[ED 23.08.2015 - Removed competition-specific and import-related speculation.]
It's a 405nm, violet 10mW laser. I ordered two. After a bunch of research I determined that I need at least 10^2 voltages on the piezo discs to control a CO2 laser like I imagined. The short 405nm wavelength will let me use the 30Vmax voltage regulators to demonstrate destructive interference and also characterize the voltage/amplitude response of the piezo discs through the same mechanism.
I'll probably aim for a maximum voltage of 10^3. 1kV. This high voltage, low current has me researching CCFL tube drivers as I expect the volume they're made in to make their components cheap. Turns out that Jim Williams spent 10 years working on these things, to the point he was fed up with them. I'd very much like to stick one of his designs verbatim on an Arduino shield so I've been getting deeper, much deeper into electronics than I have been before. Current mirrors, totem poles, Darlingtons, the different breeds of TTL and the protocols I2C and SPI... Fortunately I have found a teacher who seems to know what he's talking about, presenting simple things as simple as they are. Too bad he's no longer taking phone calls...
Perhaps I can just refer to his documentation for this part of the project? Hmmm!
06/19/2014 at 22:06 •
Since I could be on to something here the following maybe-formal text describes what I believe really is a new invention:
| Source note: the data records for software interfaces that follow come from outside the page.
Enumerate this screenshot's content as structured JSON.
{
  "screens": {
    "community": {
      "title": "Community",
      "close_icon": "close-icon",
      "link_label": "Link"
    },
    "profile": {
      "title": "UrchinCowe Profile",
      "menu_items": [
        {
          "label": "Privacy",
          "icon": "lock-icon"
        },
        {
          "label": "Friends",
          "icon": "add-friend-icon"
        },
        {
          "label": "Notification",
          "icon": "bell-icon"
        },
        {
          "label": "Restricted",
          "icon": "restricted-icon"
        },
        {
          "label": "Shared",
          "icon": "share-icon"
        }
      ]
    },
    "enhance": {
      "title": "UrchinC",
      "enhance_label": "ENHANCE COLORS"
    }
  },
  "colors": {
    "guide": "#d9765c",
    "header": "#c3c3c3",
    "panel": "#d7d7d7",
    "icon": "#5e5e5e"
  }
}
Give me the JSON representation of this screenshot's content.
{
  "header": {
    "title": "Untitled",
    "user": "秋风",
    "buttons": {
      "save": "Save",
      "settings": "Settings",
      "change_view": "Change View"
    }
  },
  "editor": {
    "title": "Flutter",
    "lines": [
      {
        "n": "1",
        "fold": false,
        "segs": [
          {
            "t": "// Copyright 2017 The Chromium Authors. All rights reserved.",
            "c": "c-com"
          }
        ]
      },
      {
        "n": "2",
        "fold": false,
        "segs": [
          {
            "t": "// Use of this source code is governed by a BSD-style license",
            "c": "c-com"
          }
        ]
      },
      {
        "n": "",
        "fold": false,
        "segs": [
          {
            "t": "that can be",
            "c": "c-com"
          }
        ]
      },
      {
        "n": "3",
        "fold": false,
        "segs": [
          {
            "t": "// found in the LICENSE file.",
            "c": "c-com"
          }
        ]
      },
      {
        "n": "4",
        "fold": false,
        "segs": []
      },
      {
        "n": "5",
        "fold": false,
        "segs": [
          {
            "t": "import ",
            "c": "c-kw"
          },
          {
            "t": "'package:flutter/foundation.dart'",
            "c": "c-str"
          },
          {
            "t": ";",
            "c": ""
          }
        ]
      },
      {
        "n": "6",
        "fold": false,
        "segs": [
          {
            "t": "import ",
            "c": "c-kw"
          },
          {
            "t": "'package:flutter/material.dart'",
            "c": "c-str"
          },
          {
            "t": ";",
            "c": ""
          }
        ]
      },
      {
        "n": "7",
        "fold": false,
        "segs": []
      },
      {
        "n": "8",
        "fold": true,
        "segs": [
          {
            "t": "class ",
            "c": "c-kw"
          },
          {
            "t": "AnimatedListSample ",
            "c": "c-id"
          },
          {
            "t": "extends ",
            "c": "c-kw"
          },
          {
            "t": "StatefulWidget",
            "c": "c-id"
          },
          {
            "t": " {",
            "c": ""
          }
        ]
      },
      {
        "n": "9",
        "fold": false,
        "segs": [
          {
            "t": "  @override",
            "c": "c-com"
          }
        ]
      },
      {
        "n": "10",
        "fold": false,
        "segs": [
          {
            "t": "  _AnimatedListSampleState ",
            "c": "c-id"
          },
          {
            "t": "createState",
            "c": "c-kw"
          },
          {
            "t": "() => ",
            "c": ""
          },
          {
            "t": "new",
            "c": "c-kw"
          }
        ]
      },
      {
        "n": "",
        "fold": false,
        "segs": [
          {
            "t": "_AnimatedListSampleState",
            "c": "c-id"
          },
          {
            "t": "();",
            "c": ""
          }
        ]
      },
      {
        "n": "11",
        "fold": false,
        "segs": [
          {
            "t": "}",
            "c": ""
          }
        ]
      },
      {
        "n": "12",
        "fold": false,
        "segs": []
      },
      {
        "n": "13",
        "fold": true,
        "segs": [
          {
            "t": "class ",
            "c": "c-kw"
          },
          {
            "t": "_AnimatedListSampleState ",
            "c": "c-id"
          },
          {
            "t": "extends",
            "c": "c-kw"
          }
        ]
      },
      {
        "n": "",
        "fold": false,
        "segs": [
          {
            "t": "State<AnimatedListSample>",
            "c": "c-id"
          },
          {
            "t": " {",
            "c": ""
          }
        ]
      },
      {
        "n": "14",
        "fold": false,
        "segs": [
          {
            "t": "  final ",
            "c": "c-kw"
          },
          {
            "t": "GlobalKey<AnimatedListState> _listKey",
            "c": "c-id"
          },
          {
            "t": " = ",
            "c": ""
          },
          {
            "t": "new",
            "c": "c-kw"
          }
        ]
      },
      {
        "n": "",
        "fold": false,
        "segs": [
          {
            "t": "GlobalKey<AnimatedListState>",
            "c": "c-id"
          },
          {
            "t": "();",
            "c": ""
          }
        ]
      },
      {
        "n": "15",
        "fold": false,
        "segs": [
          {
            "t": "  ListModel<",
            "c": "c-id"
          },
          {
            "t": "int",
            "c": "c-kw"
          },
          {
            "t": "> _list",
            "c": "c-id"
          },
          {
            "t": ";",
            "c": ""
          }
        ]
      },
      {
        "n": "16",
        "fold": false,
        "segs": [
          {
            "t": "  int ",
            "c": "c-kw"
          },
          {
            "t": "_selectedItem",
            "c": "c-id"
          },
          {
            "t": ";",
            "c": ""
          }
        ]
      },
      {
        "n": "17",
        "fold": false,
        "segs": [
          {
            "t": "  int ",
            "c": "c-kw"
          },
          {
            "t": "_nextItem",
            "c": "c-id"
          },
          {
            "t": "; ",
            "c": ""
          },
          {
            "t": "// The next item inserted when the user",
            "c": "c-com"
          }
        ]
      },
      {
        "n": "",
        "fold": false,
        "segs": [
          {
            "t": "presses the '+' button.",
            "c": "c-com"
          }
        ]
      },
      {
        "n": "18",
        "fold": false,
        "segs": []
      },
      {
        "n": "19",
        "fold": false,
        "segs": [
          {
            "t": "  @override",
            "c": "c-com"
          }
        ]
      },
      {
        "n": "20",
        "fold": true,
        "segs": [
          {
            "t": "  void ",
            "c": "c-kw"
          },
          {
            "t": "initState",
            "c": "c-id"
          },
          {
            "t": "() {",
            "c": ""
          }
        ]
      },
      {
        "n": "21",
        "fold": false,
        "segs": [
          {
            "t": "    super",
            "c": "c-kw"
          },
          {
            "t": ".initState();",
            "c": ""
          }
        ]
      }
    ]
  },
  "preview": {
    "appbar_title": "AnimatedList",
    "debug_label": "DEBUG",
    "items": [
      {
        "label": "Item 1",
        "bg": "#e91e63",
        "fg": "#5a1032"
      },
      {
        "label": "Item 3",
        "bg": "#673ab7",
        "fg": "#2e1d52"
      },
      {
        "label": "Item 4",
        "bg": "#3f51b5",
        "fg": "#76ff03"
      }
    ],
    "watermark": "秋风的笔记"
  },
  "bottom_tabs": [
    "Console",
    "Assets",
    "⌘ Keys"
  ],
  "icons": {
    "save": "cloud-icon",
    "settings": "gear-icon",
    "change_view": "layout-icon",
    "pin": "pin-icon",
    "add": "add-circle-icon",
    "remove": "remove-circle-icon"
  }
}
Inside a laser waveguide where laser light is 'folded' in a zig-zag pattern using mirrors, the intensity of the beam is increased by effectively lengthening the optical resonator with the mirrors. This is commonly done with multiple mirrors where the beam bounces once per mirror, which results in a requirement to align a multitude of mirrors to a high degree of accuracy. Even in large industrial lasers this alignment is done manually, often by a man with a wrench, which is costly and time-consuming.
Invention and some theory:
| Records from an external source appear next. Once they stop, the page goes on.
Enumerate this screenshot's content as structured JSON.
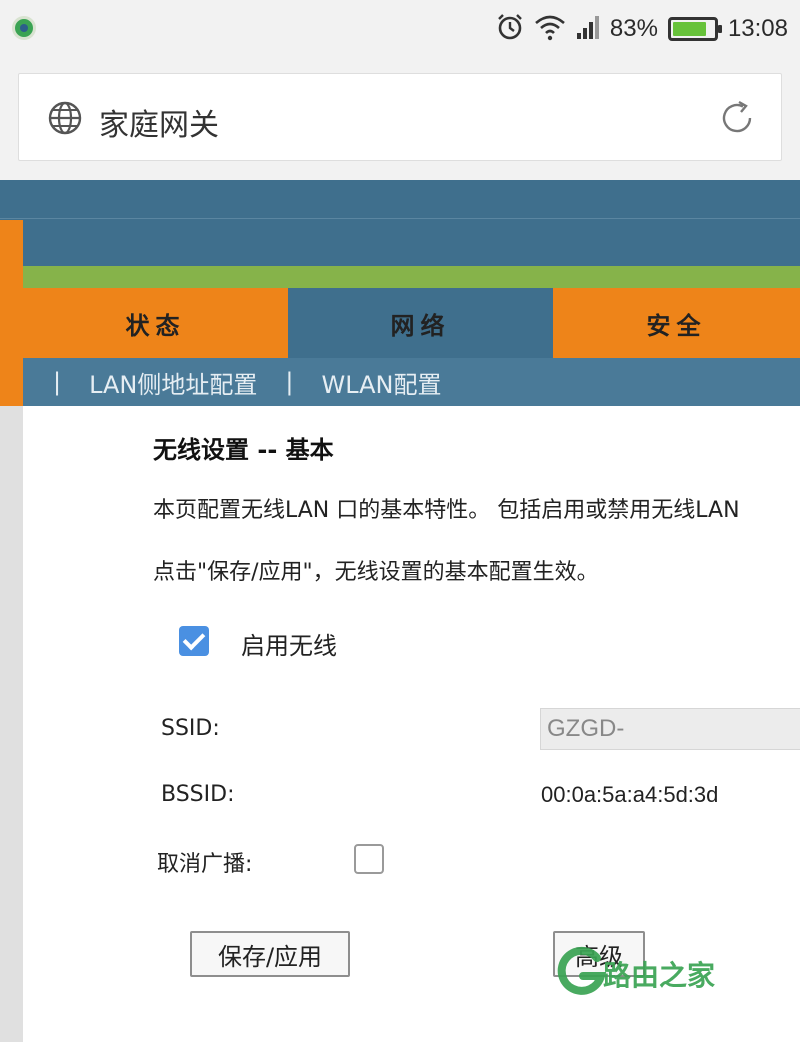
{
  "status_bar": {
    "battery": "83%",
    "battery_level": 0.83,
    "time": "13:08",
    "icons": [
      "alarm-icon",
      "wifi-icon",
      "signal-icon",
      "battery-icon"
    ]
  },
  "address_bar": {
    "title": "家庭网关",
    "icons": [
      "globe-icon",
      "reload-icon"
    ]
  },
  "nav": {
    "tabs": [
      {
        "label": "状态"
      },
      {
        "label": "网络"
      },
      {
        "label": "安全"
      }
    ],
    "active_tab": "网络",
    "subnav": {
      "separator": "|",
      "items": [
        {
          "label": "LAN侧地址配置"
        },
        {
          "label": "WLAN配置"
        }
      ]
    }
  },
  "content": {
    "title": "无线设置 -- 基本",
    "description_line1": "本页配置无线LAN 口的基本特性。 包括启用或禁用无线LAN",
    "description_line2": "点击\"保存/应用\"，无线设置的基本配置生效。",
    "enable_wireless": {
      "label": "启用无线",
      "checked": true
    },
    "ssid": {
      "label": "SSID:",
      "value": "GZGD-"
    },
    "bssid": {
      "label": "BSSID:",
      "value": "00:0a:5a:a4:5d:3d"
    },
    "hide_broadcast": {
      "label": "取消广播:",
      "checked": false
    },
    "buttons": {
      "save": "保存/应用",
      "advanced": "高级"
    }
  },
  "watermark": {
    "text": "路由之家"
  },
  "colors": {
    "nav_orange": "#ee8419",
    "nav_blue": "#3f6f8d",
    "stripe_green": "#86b34a",
    "checkbox_blue": "#4a90e2",
    "watermark_green": "#3aa353"
  }
}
None of the patents for waveguide lasers I have reviewed mention that; putting one pair of parallel mirrors at nλ ± ½λ and at a small angle to them another pair of parallel mirrors at nλ means that only the nλ pair causes light amplification, as the other pair interferes destructively. This lets the beam that is stabilized by the nλ pair of mirrors be folded a large number of times between the pair of mirrors at nλ ± ½λ.
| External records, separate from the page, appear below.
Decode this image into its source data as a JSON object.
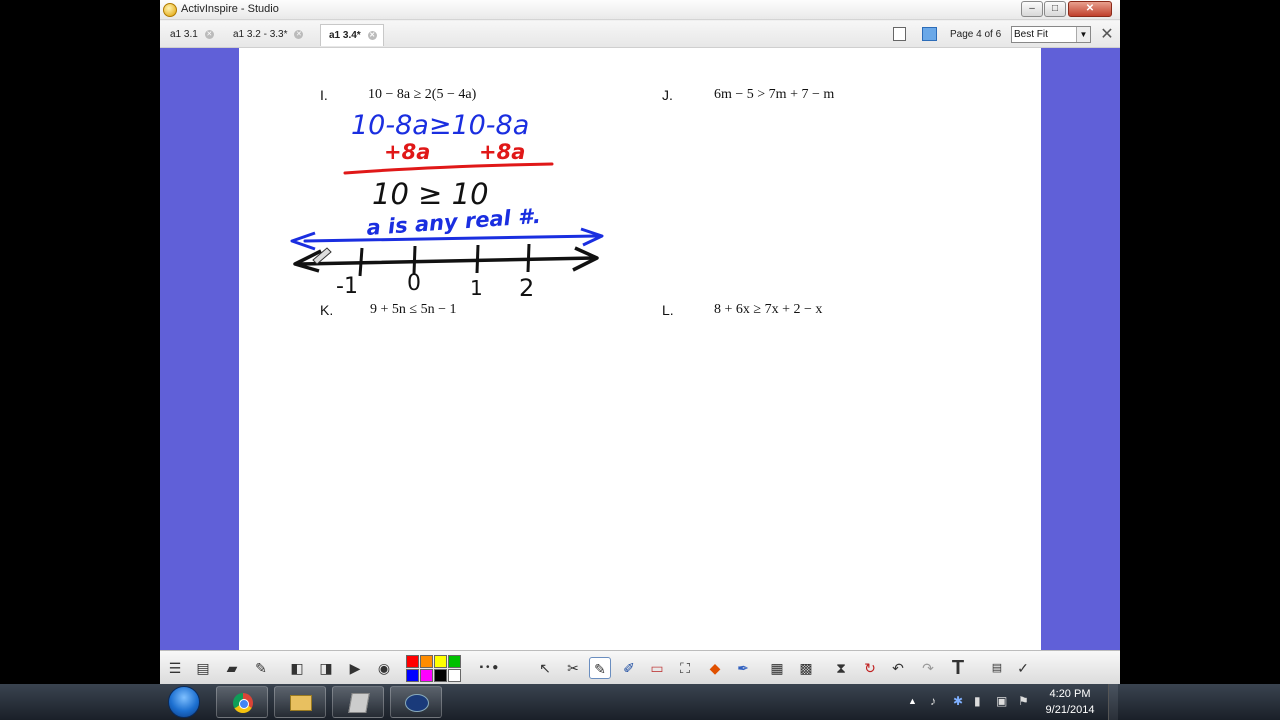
{
  "window": {
    "title": "ActivInspire - Studio",
    "minimize": "–",
    "maximize": "□",
    "close": "✕"
  },
  "tabs": [
    {
      "label": "a1 3.1"
    },
    {
      "label": "a1 3.2 - 3.3*"
    },
    {
      "label": "a1 3.4*",
      "active": true
    }
  ],
  "page_indicator": "Page 4 of 6",
  "zoom": "Best Fit",
  "flipchart": {
    "problems": [
      {
        "label": "I.",
        "expression": "10 − 8a ≥ 2(5 − 4a)"
      },
      {
        "label": "J.",
        "expression": "6m − 5 > 7m + 7 − m"
      },
      {
        "label": "K.",
        "expression": "9 + 5n ≤ 5n − 1"
      },
      {
        "label": "L.",
        "expression": "8 + 6x ≥ 7x + 2 − x"
      }
    ],
    "handwriting": {
      "line1": "10-8a≥10-8a",
      "line2a": "+8a",
      "line2b": "+8a",
      "line3": "10 ≥ 10",
      "line4": "a is any real #.",
      "ticks": [
        "-1",
        "0",
        "1",
        "2"
      ],
      "colors": {
        "blue": "#1a2ee0",
        "red": "#e01818",
        "black": "#111111"
      }
    }
  },
  "toolbar": {
    "colors": [
      "#ff0000",
      "#ff8c00",
      "#ffff00",
      "#00c000",
      "#0000ff",
      "#ff00ff",
      "#000000",
      "#ffffff"
    ],
    "text_tool": "T"
  },
  "taskbar": {
    "time": "4:20 PM",
    "date": "9/21/2014"
  }
}
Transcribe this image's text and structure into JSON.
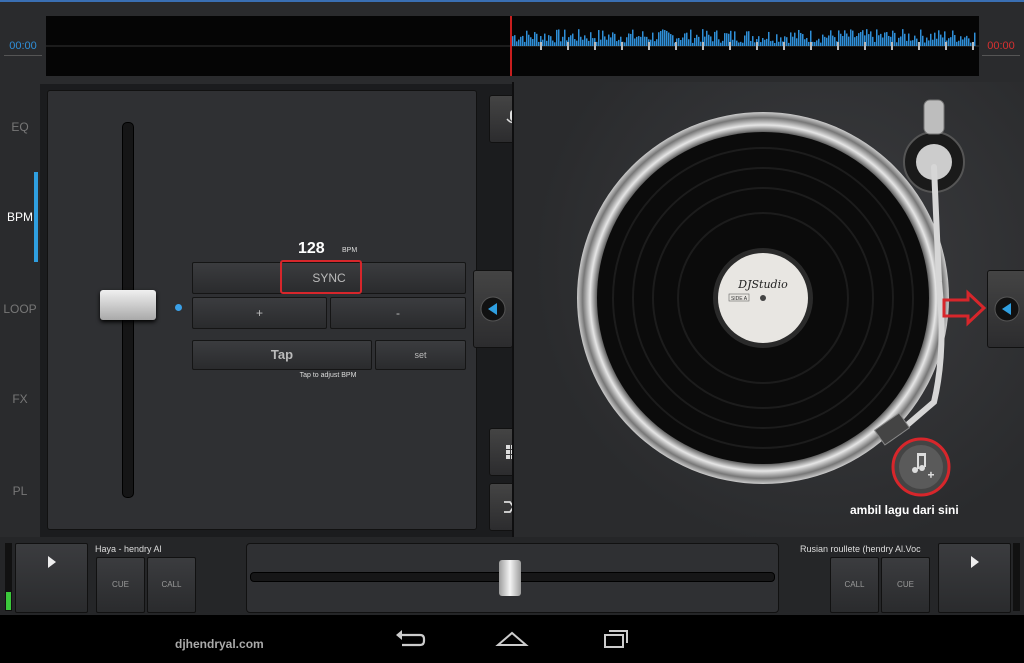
{
  "waveform": {
    "time_left": "00:00",
    "time_right": "00:00"
  },
  "sidebar": {
    "tabs": [
      {
        "label": "EQ",
        "active": false
      },
      {
        "label": "BPM",
        "active": true
      },
      {
        "label": "LOOP",
        "active": false
      },
      {
        "label": "FX",
        "active": false
      },
      {
        "label": "PL",
        "active": false
      }
    ]
  },
  "bpm_panel": {
    "bpm_value": "128",
    "bpm_unit": "BPM",
    "sync_label": "SYNC",
    "plus_label": "+",
    "minus_label": "-",
    "tap_label": "Tap",
    "set_label": "set",
    "hint": "Tap to adjust BPM"
  },
  "deck": {
    "record_label": "DJStudio",
    "side_label": "SIDE A",
    "annotation_caption": "ambil lagu dari sini"
  },
  "bottom": {
    "left_track_title": "Haya - hendry Al",
    "right_track_title": "Rusian roullete (hendry Al.Voc",
    "cue_label": "CUE",
    "call_label": "CALL",
    "crossfader_position": 0.5
  },
  "watermark": "djhendryal.com",
  "colors": {
    "accent": "#2f9fe0",
    "highlight": "#d7262b",
    "waveform": "#2f8fd8"
  }
}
Prior art, and such:
I assume that the reason the industry has not adopted this approach lies in the perceived difficulty of maintaining a pair of mirrors at a set half-wavelength from each other while the entire device flexes, expands and contracts from thermal expansion. It is however possible to have this degree of accuracy and control for laser light; which is especially true at the longer, mid-infrared wavelength of the CO2 laser where it can be done cheaply.
Piezoelectric devices respond with small movement to high voltage, which translates to a ultra-fine precision when the voltage is well-behaved. Usually piezoelectric actuators built for the purpose cost hundreds of dollars, but according to my interpretation of https://www.comsol.com/offers/conference2012papers/papers/file/id/13148/file/13943_garcia_paper.pdf the degree of control needed for laser mirror alignment of a CO2 laser can be had for a mere pittance.
Conclusion / claims:
My plan, (should some soulless greyface attempt to claim this invention as their own...) is to actuate the mirrors of a CO2 laser with piezo disks and to drive the actuators with e.g. a 8051 microcontroller. To alleviate friction the mirrors can be mounted on an air cushion. The distance between the mirrors is constantly monitored,e.g. by a laser beam power meter, and the output of the sensor is fed back through the automation system to adjust the voltage of the actuators and keep the laser's power at the desired power level.